Two suicide bombings in Kabul killed 29 people in the Afghan capital on Monday morning. Journalists rushing to cover the first explosion were killed by a second bomber posing as a cameraman. Another 45 people were injured in the blasts.
The first explosion came at 8 a.m. local time in the Shashdarak area of the city, where the U.S. embassy and government buildings are located. According to the Washington Post, it followed a pattern of twin blasts meant to draw people to the area, then inflict more damage with he second bombing.
The Afghan Journalists Safety Committee said seven journalists were killed in the attack, including cameramen for TOLO TV and TV 1, two Afghan news organizations. Agence France-Presse said its chief photographer in Afghanistan, Shah Marai, was among the dead as well.
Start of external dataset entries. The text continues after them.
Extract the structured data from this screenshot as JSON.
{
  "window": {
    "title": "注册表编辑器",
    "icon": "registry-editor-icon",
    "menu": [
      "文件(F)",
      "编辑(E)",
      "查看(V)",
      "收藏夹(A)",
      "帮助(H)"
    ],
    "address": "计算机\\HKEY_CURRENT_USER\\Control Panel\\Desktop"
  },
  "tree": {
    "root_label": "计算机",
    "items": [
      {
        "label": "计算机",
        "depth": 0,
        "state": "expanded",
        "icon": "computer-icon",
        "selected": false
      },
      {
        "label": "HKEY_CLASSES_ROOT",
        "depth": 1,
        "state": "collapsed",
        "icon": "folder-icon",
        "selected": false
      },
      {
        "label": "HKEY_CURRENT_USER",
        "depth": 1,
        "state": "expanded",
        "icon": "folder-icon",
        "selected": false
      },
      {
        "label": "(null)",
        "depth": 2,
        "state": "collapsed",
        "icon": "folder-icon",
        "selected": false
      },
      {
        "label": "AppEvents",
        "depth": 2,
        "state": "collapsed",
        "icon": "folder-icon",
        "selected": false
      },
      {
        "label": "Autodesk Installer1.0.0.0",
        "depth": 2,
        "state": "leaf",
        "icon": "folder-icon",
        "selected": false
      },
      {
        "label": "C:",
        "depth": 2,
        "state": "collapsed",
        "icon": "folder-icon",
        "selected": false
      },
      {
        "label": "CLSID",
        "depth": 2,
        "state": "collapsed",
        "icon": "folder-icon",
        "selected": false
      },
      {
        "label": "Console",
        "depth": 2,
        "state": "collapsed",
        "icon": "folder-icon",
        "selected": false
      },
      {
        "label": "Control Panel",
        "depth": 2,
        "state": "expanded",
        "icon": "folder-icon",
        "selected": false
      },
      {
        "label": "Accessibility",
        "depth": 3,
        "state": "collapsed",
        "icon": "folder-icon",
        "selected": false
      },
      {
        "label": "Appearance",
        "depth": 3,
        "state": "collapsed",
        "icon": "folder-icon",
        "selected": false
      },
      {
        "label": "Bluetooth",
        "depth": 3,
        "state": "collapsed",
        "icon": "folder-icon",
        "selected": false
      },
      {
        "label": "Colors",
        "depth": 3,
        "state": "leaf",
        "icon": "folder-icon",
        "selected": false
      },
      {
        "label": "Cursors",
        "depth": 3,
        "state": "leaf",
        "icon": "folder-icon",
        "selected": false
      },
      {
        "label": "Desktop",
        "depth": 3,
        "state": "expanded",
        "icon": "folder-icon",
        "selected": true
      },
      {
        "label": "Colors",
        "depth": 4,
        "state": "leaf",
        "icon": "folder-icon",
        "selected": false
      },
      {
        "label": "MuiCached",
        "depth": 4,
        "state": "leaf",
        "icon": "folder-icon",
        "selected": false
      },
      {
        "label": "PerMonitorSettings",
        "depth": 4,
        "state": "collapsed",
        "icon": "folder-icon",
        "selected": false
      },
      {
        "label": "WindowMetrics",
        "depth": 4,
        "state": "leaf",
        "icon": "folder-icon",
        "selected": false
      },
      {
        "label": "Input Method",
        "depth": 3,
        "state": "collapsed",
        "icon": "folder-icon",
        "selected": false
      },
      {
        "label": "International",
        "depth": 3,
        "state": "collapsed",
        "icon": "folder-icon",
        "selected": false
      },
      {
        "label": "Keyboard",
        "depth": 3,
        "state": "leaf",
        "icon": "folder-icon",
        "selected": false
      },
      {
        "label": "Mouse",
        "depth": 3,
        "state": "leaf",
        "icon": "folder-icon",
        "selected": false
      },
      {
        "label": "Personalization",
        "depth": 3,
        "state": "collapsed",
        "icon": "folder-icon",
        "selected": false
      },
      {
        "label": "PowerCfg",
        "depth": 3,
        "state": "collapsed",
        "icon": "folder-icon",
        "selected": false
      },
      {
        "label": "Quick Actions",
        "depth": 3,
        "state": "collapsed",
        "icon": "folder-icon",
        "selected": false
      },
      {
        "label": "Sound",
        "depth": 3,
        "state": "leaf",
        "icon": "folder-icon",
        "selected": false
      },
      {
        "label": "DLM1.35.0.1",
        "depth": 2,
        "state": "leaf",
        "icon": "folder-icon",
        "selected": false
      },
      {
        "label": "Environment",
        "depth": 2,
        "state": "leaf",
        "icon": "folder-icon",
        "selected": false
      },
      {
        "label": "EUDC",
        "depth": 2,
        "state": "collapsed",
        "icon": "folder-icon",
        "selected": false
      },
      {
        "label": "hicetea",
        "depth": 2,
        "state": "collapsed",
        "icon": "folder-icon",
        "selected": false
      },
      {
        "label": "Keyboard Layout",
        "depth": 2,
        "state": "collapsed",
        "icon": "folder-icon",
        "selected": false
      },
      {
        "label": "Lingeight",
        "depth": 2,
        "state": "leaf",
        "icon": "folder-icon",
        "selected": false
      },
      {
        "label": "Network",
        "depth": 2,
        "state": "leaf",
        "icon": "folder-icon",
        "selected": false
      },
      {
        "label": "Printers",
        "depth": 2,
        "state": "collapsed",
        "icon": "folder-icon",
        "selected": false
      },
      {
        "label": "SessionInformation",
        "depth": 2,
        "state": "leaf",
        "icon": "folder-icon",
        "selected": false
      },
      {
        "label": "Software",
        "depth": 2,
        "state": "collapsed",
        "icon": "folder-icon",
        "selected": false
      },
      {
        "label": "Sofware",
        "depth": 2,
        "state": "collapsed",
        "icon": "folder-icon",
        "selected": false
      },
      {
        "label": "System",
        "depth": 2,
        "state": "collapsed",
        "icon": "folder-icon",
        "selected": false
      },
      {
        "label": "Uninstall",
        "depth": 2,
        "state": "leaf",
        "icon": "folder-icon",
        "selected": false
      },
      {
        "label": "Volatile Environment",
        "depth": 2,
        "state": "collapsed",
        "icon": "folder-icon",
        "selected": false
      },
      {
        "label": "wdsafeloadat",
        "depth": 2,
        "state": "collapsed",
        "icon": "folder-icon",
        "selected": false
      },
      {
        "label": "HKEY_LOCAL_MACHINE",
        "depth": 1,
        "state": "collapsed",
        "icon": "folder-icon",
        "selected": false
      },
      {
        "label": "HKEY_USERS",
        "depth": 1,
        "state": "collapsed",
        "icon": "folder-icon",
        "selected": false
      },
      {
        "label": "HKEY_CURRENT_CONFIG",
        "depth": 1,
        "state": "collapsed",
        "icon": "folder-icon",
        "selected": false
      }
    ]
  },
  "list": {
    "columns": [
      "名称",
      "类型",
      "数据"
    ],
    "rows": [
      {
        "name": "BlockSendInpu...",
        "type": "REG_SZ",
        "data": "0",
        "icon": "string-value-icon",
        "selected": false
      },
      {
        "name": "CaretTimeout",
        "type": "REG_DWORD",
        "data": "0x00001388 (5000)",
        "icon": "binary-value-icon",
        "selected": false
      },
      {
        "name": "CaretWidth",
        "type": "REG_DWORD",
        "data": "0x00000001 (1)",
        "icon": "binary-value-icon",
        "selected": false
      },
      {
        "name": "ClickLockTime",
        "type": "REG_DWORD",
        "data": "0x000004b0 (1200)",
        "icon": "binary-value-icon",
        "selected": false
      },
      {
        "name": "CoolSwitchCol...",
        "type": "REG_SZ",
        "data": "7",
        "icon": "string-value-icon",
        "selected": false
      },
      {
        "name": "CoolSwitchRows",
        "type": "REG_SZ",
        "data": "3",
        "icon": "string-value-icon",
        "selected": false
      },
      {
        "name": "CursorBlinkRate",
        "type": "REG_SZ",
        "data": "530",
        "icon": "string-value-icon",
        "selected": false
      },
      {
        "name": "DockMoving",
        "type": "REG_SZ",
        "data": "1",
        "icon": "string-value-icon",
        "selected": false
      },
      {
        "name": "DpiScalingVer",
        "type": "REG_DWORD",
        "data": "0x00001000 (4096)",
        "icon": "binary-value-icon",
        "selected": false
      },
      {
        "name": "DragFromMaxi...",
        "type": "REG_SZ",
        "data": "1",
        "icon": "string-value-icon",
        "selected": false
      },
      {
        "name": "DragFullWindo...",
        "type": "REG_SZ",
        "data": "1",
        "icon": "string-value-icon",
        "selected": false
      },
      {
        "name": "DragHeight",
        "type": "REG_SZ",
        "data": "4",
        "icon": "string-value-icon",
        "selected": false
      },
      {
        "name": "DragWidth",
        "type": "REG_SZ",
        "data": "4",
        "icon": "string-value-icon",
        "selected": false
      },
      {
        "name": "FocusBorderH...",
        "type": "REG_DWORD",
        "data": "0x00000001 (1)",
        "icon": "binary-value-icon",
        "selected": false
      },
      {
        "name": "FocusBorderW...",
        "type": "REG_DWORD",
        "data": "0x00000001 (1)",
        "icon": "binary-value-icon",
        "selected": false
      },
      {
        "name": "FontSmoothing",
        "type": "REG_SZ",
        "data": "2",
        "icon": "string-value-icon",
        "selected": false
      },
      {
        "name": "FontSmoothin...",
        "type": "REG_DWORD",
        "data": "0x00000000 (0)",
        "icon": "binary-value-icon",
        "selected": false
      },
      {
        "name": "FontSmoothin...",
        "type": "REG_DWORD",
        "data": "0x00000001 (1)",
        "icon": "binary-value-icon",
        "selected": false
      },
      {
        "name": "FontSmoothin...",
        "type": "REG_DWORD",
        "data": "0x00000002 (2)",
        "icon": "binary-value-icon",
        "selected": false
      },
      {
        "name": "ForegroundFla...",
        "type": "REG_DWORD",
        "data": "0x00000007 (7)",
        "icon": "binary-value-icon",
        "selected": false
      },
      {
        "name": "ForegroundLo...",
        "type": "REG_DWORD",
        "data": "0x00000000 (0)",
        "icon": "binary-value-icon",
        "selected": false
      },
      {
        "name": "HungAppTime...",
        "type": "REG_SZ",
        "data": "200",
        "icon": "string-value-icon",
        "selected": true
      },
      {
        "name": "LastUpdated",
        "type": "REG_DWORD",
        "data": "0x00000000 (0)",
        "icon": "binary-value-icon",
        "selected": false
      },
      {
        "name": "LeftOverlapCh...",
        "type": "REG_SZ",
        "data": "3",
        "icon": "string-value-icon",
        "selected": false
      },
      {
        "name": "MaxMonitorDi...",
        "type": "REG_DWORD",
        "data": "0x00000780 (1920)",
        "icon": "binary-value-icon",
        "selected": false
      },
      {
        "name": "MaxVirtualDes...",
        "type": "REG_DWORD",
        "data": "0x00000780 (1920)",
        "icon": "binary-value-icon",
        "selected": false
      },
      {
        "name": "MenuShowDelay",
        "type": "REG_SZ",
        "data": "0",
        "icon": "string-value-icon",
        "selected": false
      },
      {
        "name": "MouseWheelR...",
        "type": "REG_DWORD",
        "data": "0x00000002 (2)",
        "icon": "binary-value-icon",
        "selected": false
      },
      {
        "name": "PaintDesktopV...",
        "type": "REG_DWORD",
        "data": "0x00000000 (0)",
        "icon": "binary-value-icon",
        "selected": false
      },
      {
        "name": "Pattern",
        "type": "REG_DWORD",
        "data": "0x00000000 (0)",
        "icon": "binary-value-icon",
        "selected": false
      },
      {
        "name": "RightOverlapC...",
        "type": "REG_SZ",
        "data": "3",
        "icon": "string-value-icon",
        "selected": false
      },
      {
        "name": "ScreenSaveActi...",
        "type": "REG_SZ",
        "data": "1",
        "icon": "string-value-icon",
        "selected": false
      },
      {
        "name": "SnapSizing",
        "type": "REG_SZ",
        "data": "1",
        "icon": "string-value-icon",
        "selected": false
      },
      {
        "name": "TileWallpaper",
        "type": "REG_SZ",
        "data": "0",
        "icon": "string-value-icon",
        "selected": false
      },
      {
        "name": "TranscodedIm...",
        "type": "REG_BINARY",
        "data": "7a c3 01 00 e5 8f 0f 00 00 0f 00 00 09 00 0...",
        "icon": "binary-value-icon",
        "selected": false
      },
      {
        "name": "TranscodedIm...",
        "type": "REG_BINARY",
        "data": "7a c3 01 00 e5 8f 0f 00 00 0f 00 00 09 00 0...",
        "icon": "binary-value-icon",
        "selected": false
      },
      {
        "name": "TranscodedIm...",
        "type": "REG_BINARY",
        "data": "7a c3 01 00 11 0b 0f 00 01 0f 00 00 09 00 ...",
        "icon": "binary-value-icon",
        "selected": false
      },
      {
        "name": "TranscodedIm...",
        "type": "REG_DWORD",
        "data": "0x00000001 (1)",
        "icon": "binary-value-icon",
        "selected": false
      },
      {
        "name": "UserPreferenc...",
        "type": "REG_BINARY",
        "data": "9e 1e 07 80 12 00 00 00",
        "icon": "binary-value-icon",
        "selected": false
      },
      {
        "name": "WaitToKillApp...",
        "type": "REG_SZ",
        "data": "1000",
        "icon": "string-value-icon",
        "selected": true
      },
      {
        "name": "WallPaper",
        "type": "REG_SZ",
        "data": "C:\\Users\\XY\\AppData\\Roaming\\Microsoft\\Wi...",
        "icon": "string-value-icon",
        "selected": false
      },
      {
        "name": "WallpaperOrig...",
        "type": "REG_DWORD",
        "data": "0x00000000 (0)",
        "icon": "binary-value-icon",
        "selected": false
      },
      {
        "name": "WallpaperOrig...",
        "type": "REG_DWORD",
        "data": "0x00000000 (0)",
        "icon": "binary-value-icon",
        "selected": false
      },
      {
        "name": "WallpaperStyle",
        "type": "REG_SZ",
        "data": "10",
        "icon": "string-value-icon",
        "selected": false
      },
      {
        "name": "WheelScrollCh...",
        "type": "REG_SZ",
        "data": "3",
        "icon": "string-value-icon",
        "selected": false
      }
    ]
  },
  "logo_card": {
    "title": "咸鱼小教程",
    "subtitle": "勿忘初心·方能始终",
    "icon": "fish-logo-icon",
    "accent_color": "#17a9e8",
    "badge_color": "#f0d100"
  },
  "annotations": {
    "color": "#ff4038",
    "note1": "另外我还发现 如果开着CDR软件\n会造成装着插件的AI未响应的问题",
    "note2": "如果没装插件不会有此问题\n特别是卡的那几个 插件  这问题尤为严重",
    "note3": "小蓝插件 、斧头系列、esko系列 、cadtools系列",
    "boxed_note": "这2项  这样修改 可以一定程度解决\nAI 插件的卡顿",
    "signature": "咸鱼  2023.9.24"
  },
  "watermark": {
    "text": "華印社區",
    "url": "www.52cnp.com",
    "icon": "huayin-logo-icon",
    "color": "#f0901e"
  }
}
Marai began working at AFP as a driver in 1996 and rose through the ranks to become the bureau’s top photographer. In 2016, before the birth of his sixth child, he penned an essay on the anxieties of living in Kabul as the Taliban attempts to return to power. Marai wrote:
But there is no more hope. Life seems to be even more difficult than under the Taliban because of the insecurity. I don’t dare to take my children for a walk. I have five and they spend their time cooped up inside the house. Every morning as I go to the office and every evening when I return home, all I think of are cars that can be booby-trapped, or of suicide bombers coming out of a crowd. I can’t take the risk. So we don’t go out.
Six weeks ago there were reports that some in the Taliban wanted to reach a peace settlement with the Afghan government, but since then there’s only been an uptick in violence. A little over a week ago a suicide bombing outside a voter-registration center killed 57 people and wounded 100 more.
ISIS claimed responsibility for that attack, and its strategy involves killing civilians. Taliban militants just announced their spring offensive last week, but they have said they would target Afghan and foreign security forces rather than civilians. So far no group has claimed responsibility for Monday’s attack.